Because of their Sunlight Sensitivity, vampiric mists come outside only after dark, and they don’t mess around with civil, nautical or astronomical twilight. It’s nighttime or nothing.
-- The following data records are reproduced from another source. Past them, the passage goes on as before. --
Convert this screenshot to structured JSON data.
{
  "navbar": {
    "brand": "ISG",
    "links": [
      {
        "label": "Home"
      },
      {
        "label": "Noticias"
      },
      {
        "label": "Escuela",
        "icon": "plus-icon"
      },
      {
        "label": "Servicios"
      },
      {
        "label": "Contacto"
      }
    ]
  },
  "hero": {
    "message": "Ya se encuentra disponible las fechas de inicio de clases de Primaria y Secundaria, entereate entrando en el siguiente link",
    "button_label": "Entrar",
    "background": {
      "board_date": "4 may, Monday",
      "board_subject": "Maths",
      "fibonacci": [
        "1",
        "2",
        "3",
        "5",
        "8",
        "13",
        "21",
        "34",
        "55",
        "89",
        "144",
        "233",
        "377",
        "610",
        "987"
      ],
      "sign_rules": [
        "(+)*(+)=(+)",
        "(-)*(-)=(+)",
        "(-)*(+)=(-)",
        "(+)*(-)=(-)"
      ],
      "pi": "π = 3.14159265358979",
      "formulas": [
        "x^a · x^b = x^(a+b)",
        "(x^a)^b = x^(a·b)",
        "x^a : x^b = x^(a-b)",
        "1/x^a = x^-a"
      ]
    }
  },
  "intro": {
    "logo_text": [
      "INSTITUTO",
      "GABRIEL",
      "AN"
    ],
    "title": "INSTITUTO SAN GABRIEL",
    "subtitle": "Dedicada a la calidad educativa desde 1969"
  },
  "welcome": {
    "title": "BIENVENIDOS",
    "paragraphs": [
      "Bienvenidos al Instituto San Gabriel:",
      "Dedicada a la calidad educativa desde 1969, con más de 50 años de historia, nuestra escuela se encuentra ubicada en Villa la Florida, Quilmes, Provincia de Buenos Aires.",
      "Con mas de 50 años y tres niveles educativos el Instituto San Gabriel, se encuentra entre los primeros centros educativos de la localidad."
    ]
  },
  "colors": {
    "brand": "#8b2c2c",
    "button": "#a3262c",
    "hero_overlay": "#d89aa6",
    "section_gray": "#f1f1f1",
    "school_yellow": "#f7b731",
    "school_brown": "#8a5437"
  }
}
Also, thanks to the Forbiddance feature, one is safe from vampiric mist as long as one is inside a residential building, either one’s own home or someone else’s. (“The mist can’t enter a residence without an invitation from one of the occupants,” but seriously, who’s going to invite a grayish-crimson, foul-smelling cloud of vapor to come inside, especially one that can’t even knock on the door or answer the question, “Who’s there?”) Inns are a gray area: If you’ve ever read a zoning ordinance, you know that inns are commercial, not residential. On the other hand, a rented room at an inn can be an individual’s primary place of residence and therefore, in a legal sense, their home. As Dungeon Master, you make the call regarding whether a player character has a permanent enough arrangement with an inn to construe their room as a residence. There’s no ambiguity around monasteries and convents: as both permanent residences and hallowed ground, they’re safe. But adventurers spend a lot of time on the road, and a tent is not a building, period. Continue reading Vampiric Mist Tactics

Two ENnie Nominations!

Well, knock me over with a feather: The judges have chosen nominees for the 2020 ENnie Awards, and The Monsters Know What They’re Doing is on there twice, nominated for Best Online Content (for this blog) and Best Writing (for the eponymous book). Huzzah!

The ENies are “people’s choice” awards, which means your favorite nominees are counting on you to show your support! To cast your ballot, visit http://ennie-awards.com/vote/2020/ by July 12.

To vote for Best Online Content: http://ennie-awards.com/vote/2020/ballot.php?category_id=13

To vote for Best Writing: http://ennie-awards.com/vote/2020/ballot.php?category_id=21

Your enthusiastic comments have kept this project going since 2016. I initially wasn’t sure a demand existed for tactical analyses of monster behavior, but you’ve shown me that not only is there demand for it, there’s a hunger for it. Thanks for letting me feed you.

Live to Tell the Tale Online Tactics Workshop, June 27

Live to Tell the Tale CoverMany people talk about highly tactical combat and immersive roleplaying as if they were opposite ends of a spectrum. They’re not! Knowing how your player characters fight and win is a way of roleplaying their competence—and keeping them alive means keeping their stories going!

To promote the upcoming release of Live to Tell the Tale: Combat Tactics for Player Characters, I’ve invited five D&D streamers—RJ Cresswell (The Grimwode Saga), Katie “Goblinkatie” Downey (D4, Stellar Arcanum), LaTia Jacquise (Rivals of Waterdeep), Blythe Kala (Star Trek: Perseverance) and B. Dave Walters (Beyond Heroes, L.A. by Night)—to put tactical advice into action in a livestreamed combat encounter this Saturday, June 27, from 2 to 4 PM CDT (7 to 9 PM UTC) at twitch.tv/KeithAmmann.

Each of these players will bring a new level 1 protagonist to the table, and we’ll talk about how to play each of those PCs effectively. Then those PCs’ “future selves”—level 5 versions of the originals—will band together to confront a deadly foe. Will they prevail? I think so . . . but I don’t plan to make it easy!